**** Excerpted data

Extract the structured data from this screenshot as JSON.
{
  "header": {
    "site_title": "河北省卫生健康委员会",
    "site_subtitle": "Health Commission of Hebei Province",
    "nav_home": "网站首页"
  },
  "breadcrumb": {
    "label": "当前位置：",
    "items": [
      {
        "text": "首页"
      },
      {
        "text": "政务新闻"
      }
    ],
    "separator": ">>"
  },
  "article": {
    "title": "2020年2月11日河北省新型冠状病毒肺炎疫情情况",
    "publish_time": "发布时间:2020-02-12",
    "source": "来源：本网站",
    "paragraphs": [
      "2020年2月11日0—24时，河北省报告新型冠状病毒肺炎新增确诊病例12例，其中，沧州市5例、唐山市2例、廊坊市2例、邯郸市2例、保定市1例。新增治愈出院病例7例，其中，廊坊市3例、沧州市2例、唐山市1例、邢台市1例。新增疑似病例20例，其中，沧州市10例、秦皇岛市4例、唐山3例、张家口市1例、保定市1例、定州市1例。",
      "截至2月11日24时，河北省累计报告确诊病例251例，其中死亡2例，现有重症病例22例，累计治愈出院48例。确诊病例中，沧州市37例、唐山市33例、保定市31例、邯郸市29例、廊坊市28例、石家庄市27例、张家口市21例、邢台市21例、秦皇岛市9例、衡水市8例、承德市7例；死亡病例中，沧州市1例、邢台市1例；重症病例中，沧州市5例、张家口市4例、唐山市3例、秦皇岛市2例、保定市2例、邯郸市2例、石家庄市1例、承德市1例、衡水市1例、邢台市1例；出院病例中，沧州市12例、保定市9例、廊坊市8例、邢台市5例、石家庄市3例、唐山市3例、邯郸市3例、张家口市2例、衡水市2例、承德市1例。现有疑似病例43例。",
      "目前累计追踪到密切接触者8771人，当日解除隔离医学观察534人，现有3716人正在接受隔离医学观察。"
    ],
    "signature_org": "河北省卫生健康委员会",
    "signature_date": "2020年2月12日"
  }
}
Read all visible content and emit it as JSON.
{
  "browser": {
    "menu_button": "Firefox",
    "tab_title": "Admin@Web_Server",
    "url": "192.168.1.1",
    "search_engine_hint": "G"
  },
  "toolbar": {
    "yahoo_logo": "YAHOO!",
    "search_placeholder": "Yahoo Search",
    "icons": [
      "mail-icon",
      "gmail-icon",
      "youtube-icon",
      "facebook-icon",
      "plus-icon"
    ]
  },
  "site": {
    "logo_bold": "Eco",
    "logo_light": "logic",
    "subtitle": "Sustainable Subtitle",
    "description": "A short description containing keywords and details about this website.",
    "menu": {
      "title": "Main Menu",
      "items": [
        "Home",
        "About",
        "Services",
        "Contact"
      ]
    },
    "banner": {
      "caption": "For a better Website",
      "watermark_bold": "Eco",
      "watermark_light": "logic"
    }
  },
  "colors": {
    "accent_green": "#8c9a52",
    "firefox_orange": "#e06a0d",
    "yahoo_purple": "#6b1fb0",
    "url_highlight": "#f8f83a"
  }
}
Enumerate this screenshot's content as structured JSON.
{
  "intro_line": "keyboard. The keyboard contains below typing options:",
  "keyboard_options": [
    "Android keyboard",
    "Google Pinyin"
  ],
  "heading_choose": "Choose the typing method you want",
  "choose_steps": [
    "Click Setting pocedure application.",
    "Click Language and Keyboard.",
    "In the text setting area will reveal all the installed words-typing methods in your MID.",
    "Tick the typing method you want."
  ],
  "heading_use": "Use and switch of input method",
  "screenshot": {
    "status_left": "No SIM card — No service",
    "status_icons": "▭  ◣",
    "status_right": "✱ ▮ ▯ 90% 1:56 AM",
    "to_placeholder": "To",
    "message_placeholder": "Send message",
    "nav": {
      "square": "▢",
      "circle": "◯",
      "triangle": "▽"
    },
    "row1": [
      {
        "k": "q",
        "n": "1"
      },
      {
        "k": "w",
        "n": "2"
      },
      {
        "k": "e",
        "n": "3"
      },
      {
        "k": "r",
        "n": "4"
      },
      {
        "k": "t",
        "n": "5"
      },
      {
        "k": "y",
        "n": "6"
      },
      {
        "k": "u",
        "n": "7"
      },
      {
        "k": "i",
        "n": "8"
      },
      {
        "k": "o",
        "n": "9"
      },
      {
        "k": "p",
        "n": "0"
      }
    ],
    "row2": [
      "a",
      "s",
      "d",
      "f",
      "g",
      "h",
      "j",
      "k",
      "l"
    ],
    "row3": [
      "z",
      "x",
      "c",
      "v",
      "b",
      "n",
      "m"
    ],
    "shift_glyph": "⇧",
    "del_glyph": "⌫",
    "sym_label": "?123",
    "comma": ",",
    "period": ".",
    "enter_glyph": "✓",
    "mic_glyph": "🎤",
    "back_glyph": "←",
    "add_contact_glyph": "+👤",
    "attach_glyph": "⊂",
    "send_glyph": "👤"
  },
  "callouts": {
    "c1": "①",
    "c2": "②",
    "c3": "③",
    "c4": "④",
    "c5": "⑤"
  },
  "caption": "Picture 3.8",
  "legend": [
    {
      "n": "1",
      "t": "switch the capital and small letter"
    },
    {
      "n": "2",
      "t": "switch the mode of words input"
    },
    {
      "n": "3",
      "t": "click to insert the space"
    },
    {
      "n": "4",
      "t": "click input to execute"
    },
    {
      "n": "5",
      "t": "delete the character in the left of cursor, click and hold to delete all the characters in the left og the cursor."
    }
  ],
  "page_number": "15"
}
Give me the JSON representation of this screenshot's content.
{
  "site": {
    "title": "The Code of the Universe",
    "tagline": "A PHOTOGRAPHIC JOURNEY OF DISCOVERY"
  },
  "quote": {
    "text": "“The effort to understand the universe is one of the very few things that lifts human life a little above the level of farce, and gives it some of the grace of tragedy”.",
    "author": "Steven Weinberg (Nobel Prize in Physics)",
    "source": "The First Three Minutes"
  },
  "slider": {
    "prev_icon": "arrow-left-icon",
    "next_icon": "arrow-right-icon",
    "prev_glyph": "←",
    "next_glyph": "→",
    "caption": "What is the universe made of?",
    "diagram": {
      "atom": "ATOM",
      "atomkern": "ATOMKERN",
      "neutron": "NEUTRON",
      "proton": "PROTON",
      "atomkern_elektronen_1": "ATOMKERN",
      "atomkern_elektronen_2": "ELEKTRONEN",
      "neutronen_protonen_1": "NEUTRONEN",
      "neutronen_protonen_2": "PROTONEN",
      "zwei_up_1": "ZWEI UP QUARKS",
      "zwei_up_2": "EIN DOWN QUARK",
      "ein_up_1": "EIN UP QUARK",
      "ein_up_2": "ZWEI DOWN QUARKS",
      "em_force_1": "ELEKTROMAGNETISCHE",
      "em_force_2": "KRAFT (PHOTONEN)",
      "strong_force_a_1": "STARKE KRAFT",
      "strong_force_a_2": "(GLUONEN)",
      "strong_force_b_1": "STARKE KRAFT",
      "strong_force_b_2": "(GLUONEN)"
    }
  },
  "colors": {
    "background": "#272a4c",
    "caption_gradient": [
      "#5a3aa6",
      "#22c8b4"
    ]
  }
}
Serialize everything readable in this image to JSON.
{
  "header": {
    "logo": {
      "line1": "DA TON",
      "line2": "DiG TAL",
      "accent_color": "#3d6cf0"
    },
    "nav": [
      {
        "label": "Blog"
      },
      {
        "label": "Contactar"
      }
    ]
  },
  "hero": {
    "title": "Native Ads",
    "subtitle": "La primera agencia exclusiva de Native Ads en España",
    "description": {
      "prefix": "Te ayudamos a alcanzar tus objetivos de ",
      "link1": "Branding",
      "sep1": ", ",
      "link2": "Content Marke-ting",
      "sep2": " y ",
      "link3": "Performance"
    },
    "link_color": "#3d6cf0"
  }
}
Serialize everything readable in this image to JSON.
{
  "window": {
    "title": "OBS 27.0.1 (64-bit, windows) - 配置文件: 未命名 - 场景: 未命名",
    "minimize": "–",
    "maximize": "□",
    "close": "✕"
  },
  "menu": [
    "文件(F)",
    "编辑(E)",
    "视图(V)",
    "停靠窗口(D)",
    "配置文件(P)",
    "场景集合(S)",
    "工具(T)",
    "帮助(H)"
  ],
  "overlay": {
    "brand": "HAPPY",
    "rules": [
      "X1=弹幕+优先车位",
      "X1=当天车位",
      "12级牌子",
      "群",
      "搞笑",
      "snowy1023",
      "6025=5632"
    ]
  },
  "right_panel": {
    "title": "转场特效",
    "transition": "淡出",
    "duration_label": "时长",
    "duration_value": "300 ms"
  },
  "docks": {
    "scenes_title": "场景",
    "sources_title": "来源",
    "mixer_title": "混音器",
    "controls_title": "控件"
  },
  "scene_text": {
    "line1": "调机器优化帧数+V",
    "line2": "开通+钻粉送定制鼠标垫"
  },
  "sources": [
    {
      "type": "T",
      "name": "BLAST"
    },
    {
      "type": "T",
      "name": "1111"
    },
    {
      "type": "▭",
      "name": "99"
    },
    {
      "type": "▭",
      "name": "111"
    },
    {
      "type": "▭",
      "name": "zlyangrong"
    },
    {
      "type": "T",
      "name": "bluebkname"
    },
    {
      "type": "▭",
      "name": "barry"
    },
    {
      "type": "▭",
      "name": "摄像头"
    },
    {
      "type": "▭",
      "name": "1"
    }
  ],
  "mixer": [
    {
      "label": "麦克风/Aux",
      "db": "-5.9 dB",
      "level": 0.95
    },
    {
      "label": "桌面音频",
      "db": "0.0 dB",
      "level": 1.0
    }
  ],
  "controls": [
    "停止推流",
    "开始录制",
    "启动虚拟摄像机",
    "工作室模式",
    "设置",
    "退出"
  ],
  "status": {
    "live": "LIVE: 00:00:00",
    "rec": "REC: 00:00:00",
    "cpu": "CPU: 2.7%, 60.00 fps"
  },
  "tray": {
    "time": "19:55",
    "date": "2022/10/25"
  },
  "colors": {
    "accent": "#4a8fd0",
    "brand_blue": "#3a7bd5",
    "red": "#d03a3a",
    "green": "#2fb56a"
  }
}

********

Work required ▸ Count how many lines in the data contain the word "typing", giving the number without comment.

Completed task ▸ 4